It means, we are out of time. We need to find our way out of this paper bag of our own making called climate change. Not a decade from now, not even 12 months from now – today. We have entered the 6th mass extinction and have been living in the age of Anthropocene for some time now, officially recognized or not. The official recommendation to the International Geological Congress was made by a group of scientist at the end of August. They say the age should start in the 1950s for that was the turning point in terms of waste we’ve produced that has changed the world for good. We have driven ourself out of the Holocene period. This is depressing, I won’t lie to you. If it makes you want to crawl into bed and throw the covers over your head, you’re not alone. But that’s simply not an option anymore. Every single one of us has to decide what kind of world we want to live in and what we’re willing to do for it. …

Beach Scene in Malibu

10 Ways to Make Your Road Trip Eco-friendly

Thought caring about the environment meant giving up road trips? Think again! Roll down the window, crank the tunes and give slow travel a go. Car travel almost always comes out ahead of air travel for less emissions but there are many online calculators to help you out. Some of the factors include plane capacity, distance and the fuel efficiency of your vehicle. Of course driving less is always better but if you need to get somewhere, why not enjoy it. I had to head down to LA for a conference at the end of summer so after roping in a friend we turned what could’ve been a fly-in/fly-out work trip into a much more fun west coast road trip. Both of us live a pretty eco-conscious lifestyle so while we prepared for the trip we definitely learned some more ways to reduce our impact along the way.
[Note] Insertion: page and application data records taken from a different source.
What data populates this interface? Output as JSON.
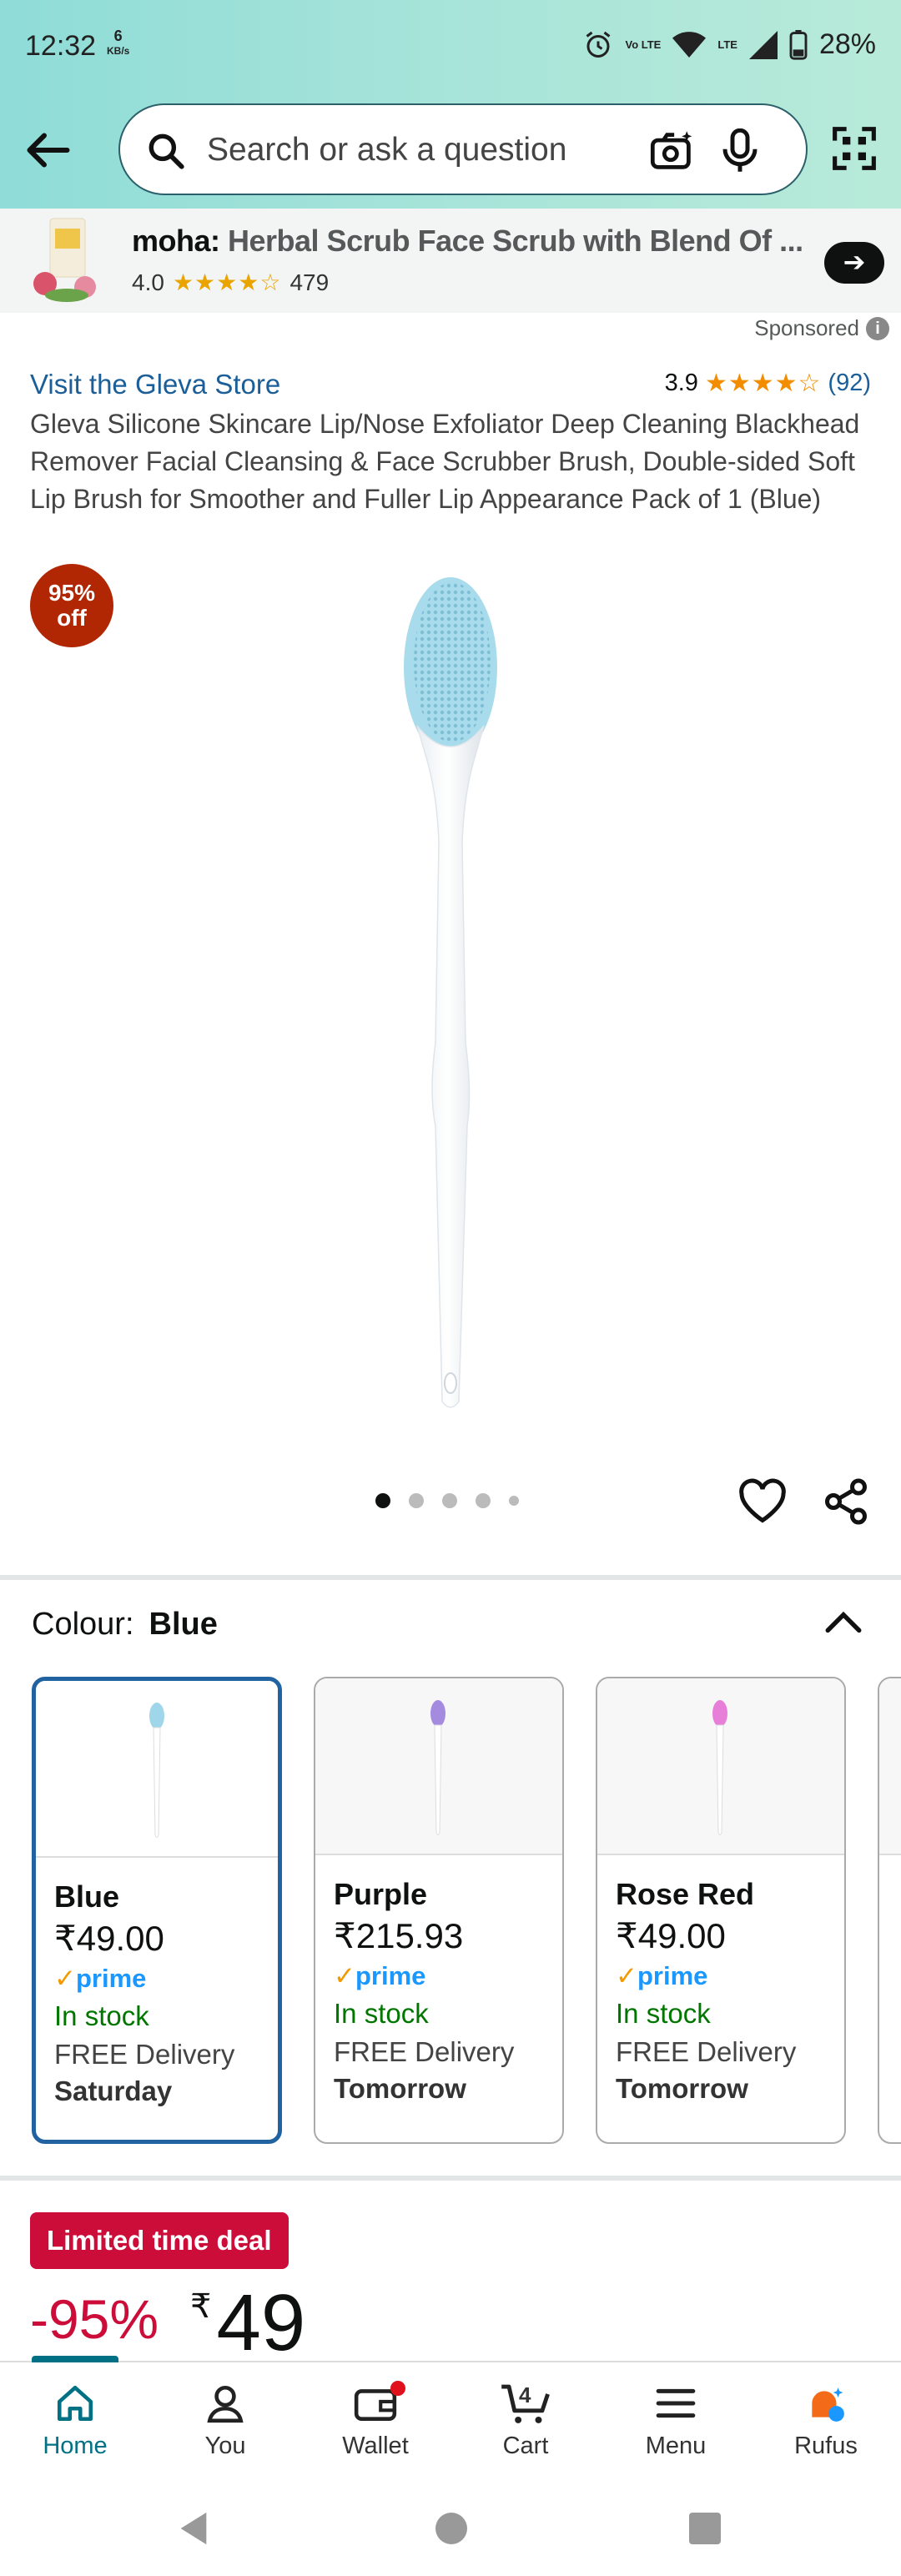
{
  "status_bar": {
    "time": "12:32",
    "net_speed": "6",
    "net_unit": "KB/s",
    "volte": "Vo LTE",
    "lte": "LTE",
    "battery": "28%"
  },
  "search": {
    "placeholder": "Search or ask a question"
  },
  "banner": {
    "brand": "moha:",
    "product": "Herbal Scrub Face Scrub with Blend Of ...",
    "rating": "4.0",
    "stars": "★★★★☆",
    "reviews": "479",
    "sponsored": "Sponsored"
  },
  "product": {
    "store_link": "Visit the Gleva Store",
    "rating": "3.9",
    "stars": "★★★★☆",
    "review_count": "(92)",
    "title": "Gleva Silicone Skincare Lip/Nose Exfoliator Deep Cleaning Blackhead Remover Facial Cleansing & Face Scrubber Brush, Double-sided Soft Lip Brush for Smoother and Fuller Lip Appearance Pack of 1 (Blue)",
    "off_pct": "95%",
    "off_word": "off",
    "image_count": 5,
    "image_index": 1
  },
  "colour": {
    "label": "Colour:",
    "selected": "Blue",
    "options": [
      {
        "name": "Blue",
        "price": "₹49.00",
        "prime": "prime",
        "stock": "In stock",
        "delivery": "FREE Delivery",
        "day": "Saturday",
        "color": "#9fd6ea"
      },
      {
        "name": "Purple",
        "price": "₹215.93",
        "prime": "prime",
        "stock": "In stock",
        "delivery": "FREE Delivery",
        "day": "Tomorrow",
        "color": "#a48be0"
      },
      {
        "name": "Rose Red",
        "price": "₹49.00",
        "prime": "prime",
        "stock": "In stock",
        "delivery": "FREE Delivery",
        "day": "Tomorrow",
        "color": "#e77ed8"
      }
    ]
  },
  "deal": {
    "badge": "Limited time deal",
    "discount": "-95%",
    "currency": "₹",
    "price": "49"
  },
  "nav": {
    "home": "Home",
    "you": "You",
    "wallet": "Wallet",
    "cart": "Cart",
    "cart_count": "4",
    "menu": "Menu",
    "rufus": "Rufus"
  },
  "colors": {
    "accent_teal": "#007185",
    "link_blue": "#1b5e98",
    "deal_red": "#cc0c39",
    "badge_red": "#b12704",
    "stock_green": "#007600"
  }
}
Read on for my top 10 tips: 1. Camp or stay at eco-certified accommodations You will use far less power camping and likely conserve more water. What’s a road trip without sleeping under the stars anyways? If …